Listed entries:
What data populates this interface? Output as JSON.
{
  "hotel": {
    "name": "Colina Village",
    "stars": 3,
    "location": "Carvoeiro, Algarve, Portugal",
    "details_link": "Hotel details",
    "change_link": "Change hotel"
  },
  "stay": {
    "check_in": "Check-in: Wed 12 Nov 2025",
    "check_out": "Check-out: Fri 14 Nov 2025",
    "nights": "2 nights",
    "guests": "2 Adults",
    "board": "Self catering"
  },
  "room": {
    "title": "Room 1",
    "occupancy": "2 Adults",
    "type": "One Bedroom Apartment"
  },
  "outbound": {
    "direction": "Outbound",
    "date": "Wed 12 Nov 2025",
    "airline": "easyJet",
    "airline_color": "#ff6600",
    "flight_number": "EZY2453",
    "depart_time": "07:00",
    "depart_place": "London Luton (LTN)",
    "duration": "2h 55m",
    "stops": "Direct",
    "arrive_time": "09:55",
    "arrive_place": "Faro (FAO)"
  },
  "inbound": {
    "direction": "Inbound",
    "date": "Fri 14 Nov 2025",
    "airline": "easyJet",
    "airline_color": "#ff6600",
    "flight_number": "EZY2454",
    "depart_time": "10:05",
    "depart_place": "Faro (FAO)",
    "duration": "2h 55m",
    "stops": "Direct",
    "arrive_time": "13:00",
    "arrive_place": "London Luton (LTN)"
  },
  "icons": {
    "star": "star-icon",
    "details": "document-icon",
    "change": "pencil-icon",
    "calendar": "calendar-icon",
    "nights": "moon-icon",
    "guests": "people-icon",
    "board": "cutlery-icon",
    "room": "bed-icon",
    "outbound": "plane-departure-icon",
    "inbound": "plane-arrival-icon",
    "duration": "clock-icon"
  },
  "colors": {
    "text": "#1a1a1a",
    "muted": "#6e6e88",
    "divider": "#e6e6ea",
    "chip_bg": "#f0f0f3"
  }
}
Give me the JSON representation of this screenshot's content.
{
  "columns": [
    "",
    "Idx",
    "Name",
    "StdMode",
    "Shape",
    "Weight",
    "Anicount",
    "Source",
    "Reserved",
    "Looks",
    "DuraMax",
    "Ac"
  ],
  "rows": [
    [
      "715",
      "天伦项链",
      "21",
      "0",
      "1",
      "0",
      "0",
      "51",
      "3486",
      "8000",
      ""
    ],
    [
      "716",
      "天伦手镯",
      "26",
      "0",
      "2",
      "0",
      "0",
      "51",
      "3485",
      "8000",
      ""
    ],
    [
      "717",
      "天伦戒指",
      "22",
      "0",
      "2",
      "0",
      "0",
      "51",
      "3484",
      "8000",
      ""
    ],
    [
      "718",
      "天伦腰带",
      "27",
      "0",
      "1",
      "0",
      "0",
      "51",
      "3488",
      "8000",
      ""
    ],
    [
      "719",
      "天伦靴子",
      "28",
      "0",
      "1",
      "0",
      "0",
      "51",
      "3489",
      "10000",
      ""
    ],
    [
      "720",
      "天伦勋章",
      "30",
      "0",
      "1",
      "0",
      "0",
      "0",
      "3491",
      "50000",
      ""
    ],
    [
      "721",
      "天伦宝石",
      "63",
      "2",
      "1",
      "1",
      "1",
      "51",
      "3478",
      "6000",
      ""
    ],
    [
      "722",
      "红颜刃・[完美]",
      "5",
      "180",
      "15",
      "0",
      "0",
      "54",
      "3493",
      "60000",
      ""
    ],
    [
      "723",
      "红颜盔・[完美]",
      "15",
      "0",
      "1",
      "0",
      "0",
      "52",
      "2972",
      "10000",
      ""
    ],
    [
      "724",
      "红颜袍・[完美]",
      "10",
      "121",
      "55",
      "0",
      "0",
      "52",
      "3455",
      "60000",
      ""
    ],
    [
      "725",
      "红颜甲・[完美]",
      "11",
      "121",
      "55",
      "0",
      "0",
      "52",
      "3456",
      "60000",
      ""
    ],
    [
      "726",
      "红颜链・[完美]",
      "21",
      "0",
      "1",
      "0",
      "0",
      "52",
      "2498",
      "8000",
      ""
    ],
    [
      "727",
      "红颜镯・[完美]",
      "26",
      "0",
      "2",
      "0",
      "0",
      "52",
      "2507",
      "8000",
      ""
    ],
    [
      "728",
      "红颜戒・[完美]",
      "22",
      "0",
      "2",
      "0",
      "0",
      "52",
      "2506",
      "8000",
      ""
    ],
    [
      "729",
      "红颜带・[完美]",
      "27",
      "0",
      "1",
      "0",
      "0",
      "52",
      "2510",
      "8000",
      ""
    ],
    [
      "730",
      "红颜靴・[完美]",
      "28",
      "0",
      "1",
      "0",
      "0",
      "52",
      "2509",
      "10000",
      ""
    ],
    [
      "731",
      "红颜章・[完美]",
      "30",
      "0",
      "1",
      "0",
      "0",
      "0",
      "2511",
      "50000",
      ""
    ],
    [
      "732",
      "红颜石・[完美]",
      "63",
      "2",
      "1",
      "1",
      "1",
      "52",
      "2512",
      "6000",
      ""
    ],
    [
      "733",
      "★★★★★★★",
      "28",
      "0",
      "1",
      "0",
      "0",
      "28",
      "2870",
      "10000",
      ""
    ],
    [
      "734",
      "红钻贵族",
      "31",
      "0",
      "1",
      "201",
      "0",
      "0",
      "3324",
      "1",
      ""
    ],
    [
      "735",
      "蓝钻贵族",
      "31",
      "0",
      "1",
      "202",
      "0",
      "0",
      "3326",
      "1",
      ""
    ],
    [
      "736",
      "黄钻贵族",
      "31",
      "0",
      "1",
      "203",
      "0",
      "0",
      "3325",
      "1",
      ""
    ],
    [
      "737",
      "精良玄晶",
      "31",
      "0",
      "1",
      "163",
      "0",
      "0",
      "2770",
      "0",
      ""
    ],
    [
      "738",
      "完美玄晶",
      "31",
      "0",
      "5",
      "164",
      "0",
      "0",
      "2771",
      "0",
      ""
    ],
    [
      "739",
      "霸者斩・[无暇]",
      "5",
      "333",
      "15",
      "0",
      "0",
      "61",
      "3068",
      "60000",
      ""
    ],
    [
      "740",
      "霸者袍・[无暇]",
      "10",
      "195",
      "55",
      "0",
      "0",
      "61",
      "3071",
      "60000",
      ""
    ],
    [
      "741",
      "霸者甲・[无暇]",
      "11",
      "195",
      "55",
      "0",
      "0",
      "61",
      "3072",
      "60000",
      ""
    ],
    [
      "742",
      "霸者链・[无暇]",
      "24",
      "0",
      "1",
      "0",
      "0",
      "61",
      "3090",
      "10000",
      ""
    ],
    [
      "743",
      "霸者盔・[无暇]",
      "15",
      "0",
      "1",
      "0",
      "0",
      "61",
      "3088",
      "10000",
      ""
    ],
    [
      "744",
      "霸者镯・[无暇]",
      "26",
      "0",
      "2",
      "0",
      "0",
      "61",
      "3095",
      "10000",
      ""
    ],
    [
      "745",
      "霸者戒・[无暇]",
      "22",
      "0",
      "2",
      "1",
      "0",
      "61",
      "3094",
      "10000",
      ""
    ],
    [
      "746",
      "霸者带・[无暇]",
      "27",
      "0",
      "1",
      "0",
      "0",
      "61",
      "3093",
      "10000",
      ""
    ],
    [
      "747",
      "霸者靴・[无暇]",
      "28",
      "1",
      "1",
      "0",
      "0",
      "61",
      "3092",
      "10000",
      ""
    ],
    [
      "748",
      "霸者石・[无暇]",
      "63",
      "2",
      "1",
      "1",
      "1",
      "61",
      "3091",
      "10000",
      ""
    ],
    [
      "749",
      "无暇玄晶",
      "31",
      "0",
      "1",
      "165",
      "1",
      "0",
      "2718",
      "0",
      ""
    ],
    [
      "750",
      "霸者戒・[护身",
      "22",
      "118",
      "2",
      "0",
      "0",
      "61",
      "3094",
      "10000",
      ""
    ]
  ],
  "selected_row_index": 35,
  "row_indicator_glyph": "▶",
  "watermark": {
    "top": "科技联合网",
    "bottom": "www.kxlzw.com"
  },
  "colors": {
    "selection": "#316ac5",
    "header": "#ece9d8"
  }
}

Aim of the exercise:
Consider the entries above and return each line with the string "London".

Result:
    "depart_place": "London Luton (LTN)",
    "arrive_place": "London Luton (LTN)"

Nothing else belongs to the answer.